§ Records excerpted from a collection:
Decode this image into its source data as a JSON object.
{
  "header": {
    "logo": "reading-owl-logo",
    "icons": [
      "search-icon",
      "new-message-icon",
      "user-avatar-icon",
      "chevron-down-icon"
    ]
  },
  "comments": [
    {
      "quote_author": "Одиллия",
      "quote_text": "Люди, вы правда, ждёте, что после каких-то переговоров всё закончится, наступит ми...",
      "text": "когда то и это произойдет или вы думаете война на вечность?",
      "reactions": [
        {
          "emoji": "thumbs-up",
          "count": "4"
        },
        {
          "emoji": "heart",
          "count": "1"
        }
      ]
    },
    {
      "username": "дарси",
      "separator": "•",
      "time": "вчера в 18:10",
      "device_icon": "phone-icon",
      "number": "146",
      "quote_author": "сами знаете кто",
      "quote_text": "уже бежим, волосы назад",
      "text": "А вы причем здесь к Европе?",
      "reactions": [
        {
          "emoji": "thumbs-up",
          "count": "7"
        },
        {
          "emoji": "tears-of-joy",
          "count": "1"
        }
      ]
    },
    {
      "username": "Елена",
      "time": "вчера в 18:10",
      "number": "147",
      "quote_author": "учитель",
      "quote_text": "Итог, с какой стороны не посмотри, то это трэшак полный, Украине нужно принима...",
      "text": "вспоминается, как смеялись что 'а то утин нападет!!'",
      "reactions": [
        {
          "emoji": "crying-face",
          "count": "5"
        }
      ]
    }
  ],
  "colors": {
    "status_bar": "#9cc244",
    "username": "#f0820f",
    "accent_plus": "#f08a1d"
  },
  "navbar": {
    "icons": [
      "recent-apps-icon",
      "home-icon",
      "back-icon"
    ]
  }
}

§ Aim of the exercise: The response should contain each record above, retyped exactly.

§ Solved exercise:
Decode this image into its source data as a JSON object.
{
  "header": {
    "logo": "reading-owl-logo",
    "icons": [
      "search-icon",
      "new-message-icon",
      "user-avatar-icon",
      "chevron-down-icon"
    ]
  },
  "comments": [
    {
      "quote_author": "Одиллия",
      "quote_text": "Люди, вы правда, ждёте, что после каких-то переговоров всё закончится, наступит ми...",
      "text": "когда то и это произойдет или вы думаете война на вечность?",
      "reactions": [
        {
          "emoji": "thumbs-up",
          "count": "4"
        },
        {
          "emoji": "heart",
          "count": "1"
        }
      ]
    },
    {
      "username": "дарси",
      "separator": "•",
      "time": "вчера в 18:10",
      "device_icon": "phone-icon",
      "number": "146",
      "quote_author": "сами знаете кто",
      "quote_text": "уже бежим, волосы назад",
      "text": "А вы причем здесь к Европе?",
      "reactions": [
        {
          "emoji": "thumbs-up",
          "count": "7"
        },
        {
          "emoji": "tears-of-joy",
          "count": "1"
        }
      ]
    },
    {
      "username": "Елена",
      "time": "вчера в 18:10",
      "number": "147",
      "quote_author": "учитель",
      "quote_text": "Итог, с какой стороны не посмотри, то это трэшак полный, Украине нужно принима...",
      "text": "вспоминается, как смеялись что 'а то утин нападет!!'",
      "reactions": [
        {
          "emoji": "crying-face",
          "count": "5"
        }
      ]
    }
  ],
  "colors": {
    "status_bar": "#9cc244",
    "username": "#f0820f",
    "accent_plus": "#f08a1d"
  },
  "navbar": {
    "icons": [
      "recent-apps-icon",
      "home-icon",
      "back-icon"
    ]
  }
}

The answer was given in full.